App and web page records
* * *

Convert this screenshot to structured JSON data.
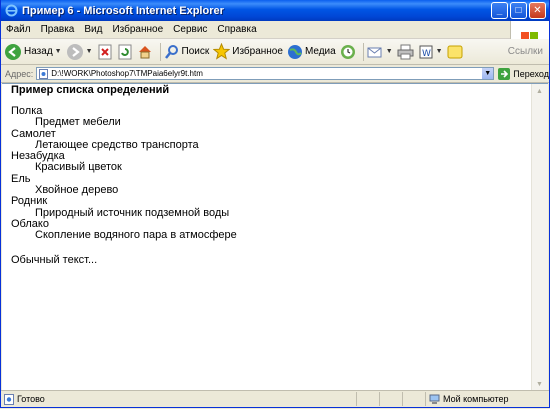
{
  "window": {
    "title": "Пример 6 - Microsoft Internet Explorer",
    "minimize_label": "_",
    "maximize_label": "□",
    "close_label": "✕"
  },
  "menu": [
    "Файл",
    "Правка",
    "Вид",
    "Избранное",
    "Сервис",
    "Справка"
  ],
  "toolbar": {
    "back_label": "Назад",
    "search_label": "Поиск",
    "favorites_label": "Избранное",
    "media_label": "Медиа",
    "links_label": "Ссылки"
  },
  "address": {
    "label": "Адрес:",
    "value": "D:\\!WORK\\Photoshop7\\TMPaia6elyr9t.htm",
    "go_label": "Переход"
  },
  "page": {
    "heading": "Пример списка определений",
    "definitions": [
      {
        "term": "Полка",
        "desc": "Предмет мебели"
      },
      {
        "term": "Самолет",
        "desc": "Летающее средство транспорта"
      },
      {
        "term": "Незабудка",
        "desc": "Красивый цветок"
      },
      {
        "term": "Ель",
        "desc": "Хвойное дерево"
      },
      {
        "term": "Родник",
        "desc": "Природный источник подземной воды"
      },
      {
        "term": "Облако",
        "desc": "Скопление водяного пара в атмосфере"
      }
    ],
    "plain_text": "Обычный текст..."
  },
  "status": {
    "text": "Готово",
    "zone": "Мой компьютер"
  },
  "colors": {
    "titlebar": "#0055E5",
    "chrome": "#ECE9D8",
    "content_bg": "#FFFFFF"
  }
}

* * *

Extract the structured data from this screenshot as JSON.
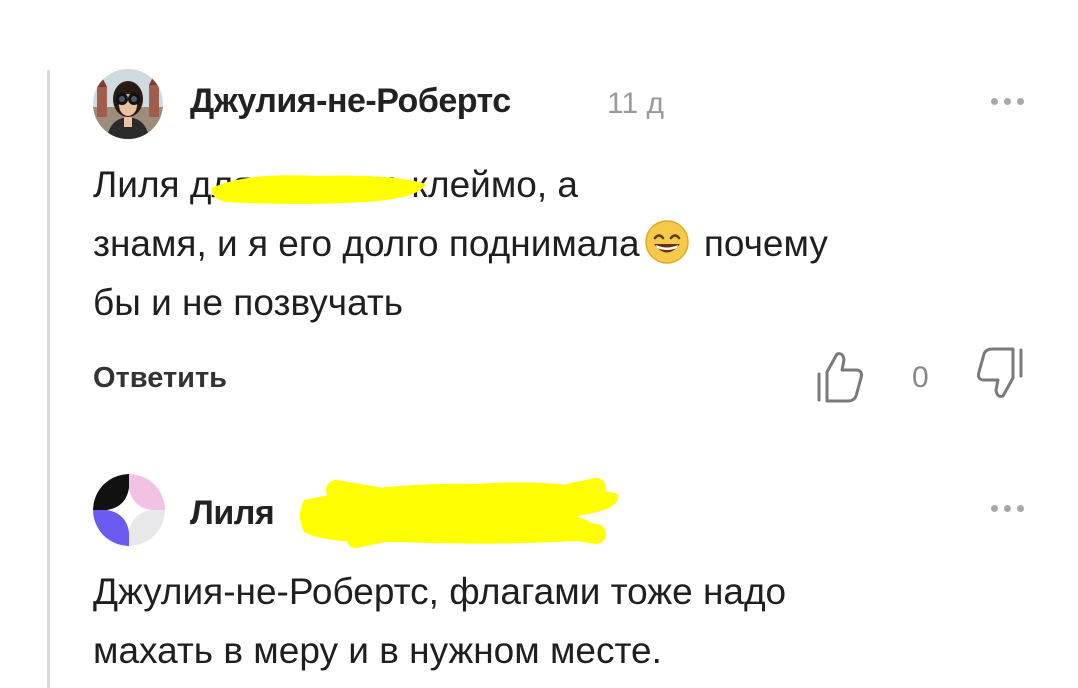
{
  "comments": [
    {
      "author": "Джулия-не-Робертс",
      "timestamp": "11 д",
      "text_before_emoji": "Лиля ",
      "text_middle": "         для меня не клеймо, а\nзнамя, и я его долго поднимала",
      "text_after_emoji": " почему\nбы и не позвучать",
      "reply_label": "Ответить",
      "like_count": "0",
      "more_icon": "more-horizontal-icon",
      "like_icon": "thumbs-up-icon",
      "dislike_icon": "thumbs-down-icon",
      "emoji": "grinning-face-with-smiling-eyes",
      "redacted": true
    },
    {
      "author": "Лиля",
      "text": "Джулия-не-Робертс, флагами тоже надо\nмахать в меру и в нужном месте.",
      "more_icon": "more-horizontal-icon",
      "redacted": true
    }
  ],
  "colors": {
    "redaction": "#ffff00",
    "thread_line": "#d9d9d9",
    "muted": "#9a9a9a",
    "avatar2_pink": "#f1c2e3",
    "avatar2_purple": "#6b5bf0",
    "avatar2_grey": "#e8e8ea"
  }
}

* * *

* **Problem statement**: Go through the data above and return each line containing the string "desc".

* **Exercise output**:
        "desc": "Предмет мебели"
        "desc": "Летающее средство транспорта"
        "desc": "Красивый цветок"
        "desc": "Хвойное дерево"
        "desc": "Природный источник подземной воды"
        "desc": "Скопление водяного пара в атмосфере"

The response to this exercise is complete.